Wolff's novella The Barracks Thief concerns three American paratroopers stationed in North Carolina during the Vietnam War; they bond together through a shared temptation to allow an approaching forest fire to consume the ammunition dump that they are guarding. Told retrospectively by a soldier named Bishop, The Barracks Thief explores the question of whether it is better to die young and tragically or to live a long, but dull, conventional life.
Back in the World (1985), Wolff's second collection of short fiction, takes its title from the hopes of American Vietnam War veterans for clarity and purpose after their tour of duty. Other stories include “Coming Attractions,” featuring a lonely fifteen-year-old girl who makes phone calls that reveal her lack of close relationships, even among her family. “The Missing Person” is a comical story concerning Father Leo, whose failures include his latest assignment at a parish that has little use for his spiritual guidance. In general, Wolff's stories include a character whose circumstances lead him or her to dissembling as a way of creating a new self or revealing hidden truths.
Wolff's The Night in Question (1996) collects fifteen short stories in which the characters search for the essence of life that lies hidden beneath quotidian surfaces. In “Chain,” a man seeking revenge after a dog attacks his daughter gratefully accepts a friend's offer to kill the animal, the first in a series of reprisals that ultimately results in tragedy. “The Other Miller” is about a boy whose plan to punish his mother by joining the army proves futile. “Mortals” tells of a man who, eager to know what his friends say about him, sends his own obituary to the local newspaper. Other stories feature a book critic who is shot and killed while standing in line at the bank, a young woman who visits her father after his nervous breakdown, and a devoted sister struggling with a sermon her brother insists on reciting. Salvation is hard to come by for these characters, all of whom lack self-awareness. Their self-deceptions are not only humorous, but also morally tenuous, laying the groundwork for a collection of stories that read like parables and are often as edifying as they are ironic.

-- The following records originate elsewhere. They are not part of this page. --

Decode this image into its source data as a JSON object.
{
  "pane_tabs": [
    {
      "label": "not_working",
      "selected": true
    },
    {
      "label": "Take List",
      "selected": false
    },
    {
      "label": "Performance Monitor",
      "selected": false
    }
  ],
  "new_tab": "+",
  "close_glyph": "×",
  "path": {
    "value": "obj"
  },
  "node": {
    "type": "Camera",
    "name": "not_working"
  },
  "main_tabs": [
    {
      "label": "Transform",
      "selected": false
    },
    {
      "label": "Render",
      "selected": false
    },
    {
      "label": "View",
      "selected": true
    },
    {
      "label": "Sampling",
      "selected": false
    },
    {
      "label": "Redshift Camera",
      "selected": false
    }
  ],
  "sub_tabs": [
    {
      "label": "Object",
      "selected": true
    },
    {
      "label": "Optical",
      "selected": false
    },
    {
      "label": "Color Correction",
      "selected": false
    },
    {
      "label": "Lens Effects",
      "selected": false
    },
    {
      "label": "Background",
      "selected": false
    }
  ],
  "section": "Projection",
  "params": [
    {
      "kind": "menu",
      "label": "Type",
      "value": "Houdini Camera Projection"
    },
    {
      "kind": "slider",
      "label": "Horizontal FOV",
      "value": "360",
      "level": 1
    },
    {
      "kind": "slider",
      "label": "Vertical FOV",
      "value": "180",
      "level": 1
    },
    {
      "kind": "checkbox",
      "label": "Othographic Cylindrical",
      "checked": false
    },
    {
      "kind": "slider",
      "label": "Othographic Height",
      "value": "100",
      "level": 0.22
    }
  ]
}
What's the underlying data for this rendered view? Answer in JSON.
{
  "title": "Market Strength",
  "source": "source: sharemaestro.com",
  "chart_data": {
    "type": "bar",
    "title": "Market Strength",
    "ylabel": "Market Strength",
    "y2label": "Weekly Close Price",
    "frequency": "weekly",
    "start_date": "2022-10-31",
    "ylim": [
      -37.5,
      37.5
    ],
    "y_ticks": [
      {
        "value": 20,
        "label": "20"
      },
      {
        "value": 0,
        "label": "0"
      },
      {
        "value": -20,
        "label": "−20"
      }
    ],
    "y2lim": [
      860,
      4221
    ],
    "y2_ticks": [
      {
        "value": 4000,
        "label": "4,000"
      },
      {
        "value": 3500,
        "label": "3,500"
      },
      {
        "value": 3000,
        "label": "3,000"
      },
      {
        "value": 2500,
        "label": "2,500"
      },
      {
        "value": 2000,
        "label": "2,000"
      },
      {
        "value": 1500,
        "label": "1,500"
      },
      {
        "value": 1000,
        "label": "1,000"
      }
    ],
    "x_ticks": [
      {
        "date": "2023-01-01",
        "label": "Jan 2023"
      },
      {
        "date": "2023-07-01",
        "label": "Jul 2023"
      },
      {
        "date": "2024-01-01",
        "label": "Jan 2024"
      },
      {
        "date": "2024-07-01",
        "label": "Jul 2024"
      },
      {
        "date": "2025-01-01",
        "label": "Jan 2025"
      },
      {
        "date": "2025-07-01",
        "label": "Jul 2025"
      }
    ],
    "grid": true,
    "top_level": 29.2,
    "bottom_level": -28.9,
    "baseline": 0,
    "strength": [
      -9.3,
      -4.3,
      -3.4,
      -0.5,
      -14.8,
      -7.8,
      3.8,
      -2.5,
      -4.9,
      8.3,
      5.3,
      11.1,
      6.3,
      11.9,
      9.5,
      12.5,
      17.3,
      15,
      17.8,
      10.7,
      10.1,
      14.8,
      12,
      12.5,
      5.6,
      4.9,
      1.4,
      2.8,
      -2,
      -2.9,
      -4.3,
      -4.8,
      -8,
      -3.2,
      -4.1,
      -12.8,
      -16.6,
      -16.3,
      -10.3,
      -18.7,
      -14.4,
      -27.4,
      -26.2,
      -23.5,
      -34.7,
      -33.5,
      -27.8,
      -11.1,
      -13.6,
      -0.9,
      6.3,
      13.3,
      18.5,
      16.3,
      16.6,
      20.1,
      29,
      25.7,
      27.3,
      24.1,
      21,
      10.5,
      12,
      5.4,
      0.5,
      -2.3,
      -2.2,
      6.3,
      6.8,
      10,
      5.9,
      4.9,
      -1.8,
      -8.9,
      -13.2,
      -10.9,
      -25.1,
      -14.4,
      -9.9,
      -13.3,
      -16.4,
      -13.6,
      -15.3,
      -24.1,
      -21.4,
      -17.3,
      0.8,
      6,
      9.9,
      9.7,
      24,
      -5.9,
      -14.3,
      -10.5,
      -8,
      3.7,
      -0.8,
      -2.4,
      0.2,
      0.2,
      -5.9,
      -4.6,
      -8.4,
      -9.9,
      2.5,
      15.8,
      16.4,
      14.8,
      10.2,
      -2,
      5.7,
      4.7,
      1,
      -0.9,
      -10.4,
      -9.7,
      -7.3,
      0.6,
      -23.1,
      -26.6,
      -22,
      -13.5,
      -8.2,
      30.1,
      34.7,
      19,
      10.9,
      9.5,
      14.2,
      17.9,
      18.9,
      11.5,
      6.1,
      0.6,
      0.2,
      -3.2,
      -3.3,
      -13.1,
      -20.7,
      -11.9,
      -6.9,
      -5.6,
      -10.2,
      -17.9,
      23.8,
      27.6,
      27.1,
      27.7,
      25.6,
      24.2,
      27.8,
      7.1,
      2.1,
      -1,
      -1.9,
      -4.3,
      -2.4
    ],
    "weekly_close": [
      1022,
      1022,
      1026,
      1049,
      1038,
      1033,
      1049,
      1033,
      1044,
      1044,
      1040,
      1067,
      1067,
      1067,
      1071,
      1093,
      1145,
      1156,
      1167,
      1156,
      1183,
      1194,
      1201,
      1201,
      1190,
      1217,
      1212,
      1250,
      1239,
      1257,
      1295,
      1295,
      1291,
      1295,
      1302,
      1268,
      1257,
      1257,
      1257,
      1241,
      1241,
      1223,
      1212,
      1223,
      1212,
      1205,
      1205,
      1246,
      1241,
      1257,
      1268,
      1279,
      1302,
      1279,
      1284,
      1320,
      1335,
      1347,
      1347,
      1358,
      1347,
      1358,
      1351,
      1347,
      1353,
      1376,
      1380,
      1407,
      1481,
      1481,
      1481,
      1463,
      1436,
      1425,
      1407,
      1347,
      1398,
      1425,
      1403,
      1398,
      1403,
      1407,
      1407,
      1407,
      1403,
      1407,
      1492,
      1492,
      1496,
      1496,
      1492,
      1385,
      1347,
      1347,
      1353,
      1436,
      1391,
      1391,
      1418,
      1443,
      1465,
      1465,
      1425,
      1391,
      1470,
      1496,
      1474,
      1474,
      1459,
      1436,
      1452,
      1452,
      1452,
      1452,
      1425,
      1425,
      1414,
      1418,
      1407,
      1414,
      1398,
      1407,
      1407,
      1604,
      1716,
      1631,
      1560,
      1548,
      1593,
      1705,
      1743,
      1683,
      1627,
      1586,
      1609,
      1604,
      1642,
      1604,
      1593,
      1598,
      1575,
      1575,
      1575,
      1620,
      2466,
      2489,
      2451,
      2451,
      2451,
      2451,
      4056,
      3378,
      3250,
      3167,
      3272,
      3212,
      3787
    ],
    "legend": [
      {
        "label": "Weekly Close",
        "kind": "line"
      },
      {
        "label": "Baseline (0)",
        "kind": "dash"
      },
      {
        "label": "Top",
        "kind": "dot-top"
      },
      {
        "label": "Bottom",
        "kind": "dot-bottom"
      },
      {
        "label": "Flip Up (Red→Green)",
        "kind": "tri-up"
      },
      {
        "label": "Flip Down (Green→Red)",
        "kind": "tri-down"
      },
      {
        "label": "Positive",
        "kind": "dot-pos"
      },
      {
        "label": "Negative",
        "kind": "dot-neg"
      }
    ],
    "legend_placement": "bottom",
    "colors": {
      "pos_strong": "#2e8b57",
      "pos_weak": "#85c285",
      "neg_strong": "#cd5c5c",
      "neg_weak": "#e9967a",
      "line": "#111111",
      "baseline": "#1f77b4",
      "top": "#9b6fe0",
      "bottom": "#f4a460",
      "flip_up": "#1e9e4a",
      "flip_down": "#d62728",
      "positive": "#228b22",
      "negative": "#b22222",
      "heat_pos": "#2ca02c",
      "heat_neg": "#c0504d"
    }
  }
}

Wolff has received a great deal of critical acclaim for his precise, evocative language as well as his insight into the lives of a diverse range of characters. Wolff often addresses the complexity of human experience in his work, considering related themes prismatically. Moral choices and familial connections are the primary concerns of his oeuvre, which many interpret as an inquiry into the conditions necessary for the establishment of positive identity or self-esteem. Wolff's prose style is direct and his vocabulary consistently accessible. Some have called his stories gimmicky, others have faulted him for failing to resolve his plots, but even Wolff's worst critics seem impressed by the depth, power, and candor of his narrative voice.